According to the previous sections, electrons, being fermions, behave in a way very differently from bosons. A system of bosons has very little energy in its ground state, as all bosons collect in the spatial state of lowest energy. Electrons cannot do so. At most two electrons can go into a single spatial state. A macroscopic system of electrons must occupy a gigantic number of states, ranging from the lowest energy state to states with many orders of magnitude more energy.
As a result, a
free-electron gas of
Having so much kinetic energy, the electrons exert a tremendous
pressure on the walls of the container that holds them. This pressure
degeneracy pressure. It explains
qualitatively why the volume of a solid or liquid does not collapse
under normally applied pressures.
Of course, degeneracy pressure is a poorly chosen name. It is really
due to the fact that the energy distribution of electrons is
not degenerate, unlike that of bosons. Terms like
exclusion-principle pressure or “Pauli
pressure” would capture the essence of the idea.
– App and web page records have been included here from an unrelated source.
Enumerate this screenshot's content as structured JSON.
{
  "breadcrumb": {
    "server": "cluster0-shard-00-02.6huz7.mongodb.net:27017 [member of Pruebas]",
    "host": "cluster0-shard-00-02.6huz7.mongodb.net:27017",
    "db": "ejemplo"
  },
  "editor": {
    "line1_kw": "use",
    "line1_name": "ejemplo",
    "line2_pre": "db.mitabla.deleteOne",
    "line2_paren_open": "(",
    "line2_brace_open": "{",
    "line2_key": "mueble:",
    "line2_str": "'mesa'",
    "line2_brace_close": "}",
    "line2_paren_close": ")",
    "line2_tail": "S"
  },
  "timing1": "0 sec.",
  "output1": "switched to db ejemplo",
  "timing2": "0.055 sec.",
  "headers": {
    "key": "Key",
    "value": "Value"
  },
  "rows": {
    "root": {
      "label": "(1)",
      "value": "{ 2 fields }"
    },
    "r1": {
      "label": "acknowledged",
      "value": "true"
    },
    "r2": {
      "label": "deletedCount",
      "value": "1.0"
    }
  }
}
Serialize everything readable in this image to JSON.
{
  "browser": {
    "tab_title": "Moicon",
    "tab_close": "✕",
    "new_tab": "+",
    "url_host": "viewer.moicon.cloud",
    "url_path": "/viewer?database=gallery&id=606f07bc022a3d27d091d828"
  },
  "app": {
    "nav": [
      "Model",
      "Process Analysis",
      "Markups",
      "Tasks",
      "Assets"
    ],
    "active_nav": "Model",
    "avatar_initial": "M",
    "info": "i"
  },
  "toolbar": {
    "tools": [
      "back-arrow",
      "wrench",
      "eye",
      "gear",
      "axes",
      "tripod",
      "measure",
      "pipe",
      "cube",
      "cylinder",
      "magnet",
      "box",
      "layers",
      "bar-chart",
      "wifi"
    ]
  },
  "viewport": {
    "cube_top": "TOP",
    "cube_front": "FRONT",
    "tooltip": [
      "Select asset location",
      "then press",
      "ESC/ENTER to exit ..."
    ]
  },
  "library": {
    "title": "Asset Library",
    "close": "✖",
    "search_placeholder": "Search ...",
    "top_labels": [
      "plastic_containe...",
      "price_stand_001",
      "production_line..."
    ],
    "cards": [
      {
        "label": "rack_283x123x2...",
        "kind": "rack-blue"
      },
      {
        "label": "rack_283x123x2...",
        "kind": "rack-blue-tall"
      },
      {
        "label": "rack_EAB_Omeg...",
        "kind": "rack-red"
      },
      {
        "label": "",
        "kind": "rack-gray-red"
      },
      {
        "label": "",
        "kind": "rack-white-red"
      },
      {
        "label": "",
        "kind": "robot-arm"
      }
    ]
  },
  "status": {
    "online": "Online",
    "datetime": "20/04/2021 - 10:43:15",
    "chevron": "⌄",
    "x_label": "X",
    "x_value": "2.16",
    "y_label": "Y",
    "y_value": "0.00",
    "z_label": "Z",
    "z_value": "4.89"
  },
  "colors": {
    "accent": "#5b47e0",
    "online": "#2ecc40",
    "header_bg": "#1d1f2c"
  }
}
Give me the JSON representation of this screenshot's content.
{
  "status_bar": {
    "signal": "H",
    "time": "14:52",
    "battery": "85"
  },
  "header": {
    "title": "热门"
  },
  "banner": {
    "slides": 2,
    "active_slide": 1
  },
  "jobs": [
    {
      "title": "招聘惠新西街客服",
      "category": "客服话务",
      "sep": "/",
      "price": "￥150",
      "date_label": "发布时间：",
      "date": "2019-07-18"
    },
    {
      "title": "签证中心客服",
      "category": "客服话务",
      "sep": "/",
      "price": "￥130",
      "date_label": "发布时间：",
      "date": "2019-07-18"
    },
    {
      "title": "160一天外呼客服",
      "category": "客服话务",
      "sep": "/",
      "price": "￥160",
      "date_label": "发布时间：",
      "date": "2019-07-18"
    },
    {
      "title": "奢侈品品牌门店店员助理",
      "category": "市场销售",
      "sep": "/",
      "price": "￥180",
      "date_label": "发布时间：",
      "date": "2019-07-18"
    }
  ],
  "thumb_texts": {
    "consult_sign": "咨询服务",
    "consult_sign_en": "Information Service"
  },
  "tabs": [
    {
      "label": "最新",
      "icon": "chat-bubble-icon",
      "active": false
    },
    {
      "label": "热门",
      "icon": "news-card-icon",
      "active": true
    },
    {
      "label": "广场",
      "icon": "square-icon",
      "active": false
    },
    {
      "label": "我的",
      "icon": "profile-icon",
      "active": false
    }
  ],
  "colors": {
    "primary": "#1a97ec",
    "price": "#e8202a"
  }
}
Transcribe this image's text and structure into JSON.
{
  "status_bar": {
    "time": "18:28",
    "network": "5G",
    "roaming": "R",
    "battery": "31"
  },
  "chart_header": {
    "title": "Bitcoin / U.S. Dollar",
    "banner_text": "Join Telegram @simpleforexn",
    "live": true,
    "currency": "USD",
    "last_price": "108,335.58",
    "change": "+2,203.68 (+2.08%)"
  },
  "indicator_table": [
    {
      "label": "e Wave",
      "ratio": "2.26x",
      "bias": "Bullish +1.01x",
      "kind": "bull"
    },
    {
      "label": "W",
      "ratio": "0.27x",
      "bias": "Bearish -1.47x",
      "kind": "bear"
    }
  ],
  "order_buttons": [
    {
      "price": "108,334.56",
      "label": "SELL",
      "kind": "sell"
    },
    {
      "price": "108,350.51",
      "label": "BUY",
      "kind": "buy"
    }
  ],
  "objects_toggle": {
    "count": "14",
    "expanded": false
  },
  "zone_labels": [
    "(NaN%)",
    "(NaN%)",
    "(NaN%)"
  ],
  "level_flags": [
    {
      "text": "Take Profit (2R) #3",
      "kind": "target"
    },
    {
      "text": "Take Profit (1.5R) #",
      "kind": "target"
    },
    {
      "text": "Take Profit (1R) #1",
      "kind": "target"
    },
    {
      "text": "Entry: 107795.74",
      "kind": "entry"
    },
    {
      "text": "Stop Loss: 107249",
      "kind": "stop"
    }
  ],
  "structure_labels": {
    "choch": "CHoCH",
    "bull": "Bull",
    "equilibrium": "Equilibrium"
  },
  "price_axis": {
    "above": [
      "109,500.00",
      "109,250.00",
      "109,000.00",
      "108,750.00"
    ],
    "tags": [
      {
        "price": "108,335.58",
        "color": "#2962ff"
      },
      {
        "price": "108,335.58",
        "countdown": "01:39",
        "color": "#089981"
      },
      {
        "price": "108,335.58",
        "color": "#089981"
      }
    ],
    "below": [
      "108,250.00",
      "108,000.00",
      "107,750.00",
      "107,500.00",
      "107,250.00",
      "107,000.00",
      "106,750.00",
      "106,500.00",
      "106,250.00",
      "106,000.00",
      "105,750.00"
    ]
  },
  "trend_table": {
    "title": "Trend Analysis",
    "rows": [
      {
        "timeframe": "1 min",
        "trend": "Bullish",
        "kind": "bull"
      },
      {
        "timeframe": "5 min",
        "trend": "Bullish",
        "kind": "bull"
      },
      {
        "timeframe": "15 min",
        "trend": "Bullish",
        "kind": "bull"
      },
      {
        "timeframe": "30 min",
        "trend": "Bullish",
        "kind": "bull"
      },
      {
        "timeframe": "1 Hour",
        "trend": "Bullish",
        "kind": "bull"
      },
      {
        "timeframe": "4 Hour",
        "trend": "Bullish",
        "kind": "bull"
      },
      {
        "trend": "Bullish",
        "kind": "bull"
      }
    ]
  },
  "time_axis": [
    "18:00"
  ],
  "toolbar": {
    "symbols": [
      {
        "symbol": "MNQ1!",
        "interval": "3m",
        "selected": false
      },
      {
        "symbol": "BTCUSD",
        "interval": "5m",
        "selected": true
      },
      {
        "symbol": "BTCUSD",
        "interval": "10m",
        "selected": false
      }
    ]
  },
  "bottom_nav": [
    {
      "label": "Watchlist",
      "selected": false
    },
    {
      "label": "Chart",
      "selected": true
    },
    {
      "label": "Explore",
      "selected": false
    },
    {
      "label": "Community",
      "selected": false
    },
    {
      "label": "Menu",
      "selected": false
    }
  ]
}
So they are
The magnitude of the degeneracy pressure for a free-electron gas is
A ballpark number for the degeneracy pressure is very instructive.
Consider once again the example of a block of copper, with its valence
electrons modeled as a free-electron gas, Using the same numbers as in
the previous section, the degeneracy pressure exerted by these valence
electrons is found to be 40 1
This tremendous outward pressure is balanced by the nuclei that pull on electrons that try to leave the block. The details are not that simple, but electrons that try to escape repel other, easily displaced, electrons that might aid in their escape, leaving the nuclei unopposed to pull them back. Obviously, electrons are not very smart.
It should be emphasized that it is not mutual repulsion of the electrons that causes the degeneracy pressure; all forces on the electrons are ignored in the interior of the block. It is the uncertainty relationship that requires spatially confined electrons to have momentum, and the exclusion principle that explodes the resulting amount of kinetic energy, creating fast electrons that are as hard to contain as students on the day before Thanksgiving.
Compared to a 1
However, under extremely high pressures, the electron pressure can
lose out. In particular, for neutron stars the spatial electron
states collapse under the very weight of the massive star. This is
related to the fact that the degeneracy pressure grows less quickly
with compression when the velocity of the electrons becomes
relativistic. (For very highly relativistic particles, the kinetic
energy is not given in terms of the momentum
- Because typical confined electrons have so much kinetic energy, they exert a great degeneracy pressure on what is holding them.
- This pressure makes it very hard to compress liquids and solids significantly in volume.
- Differently put, liquids and solids are almost incompressible under typical conditions.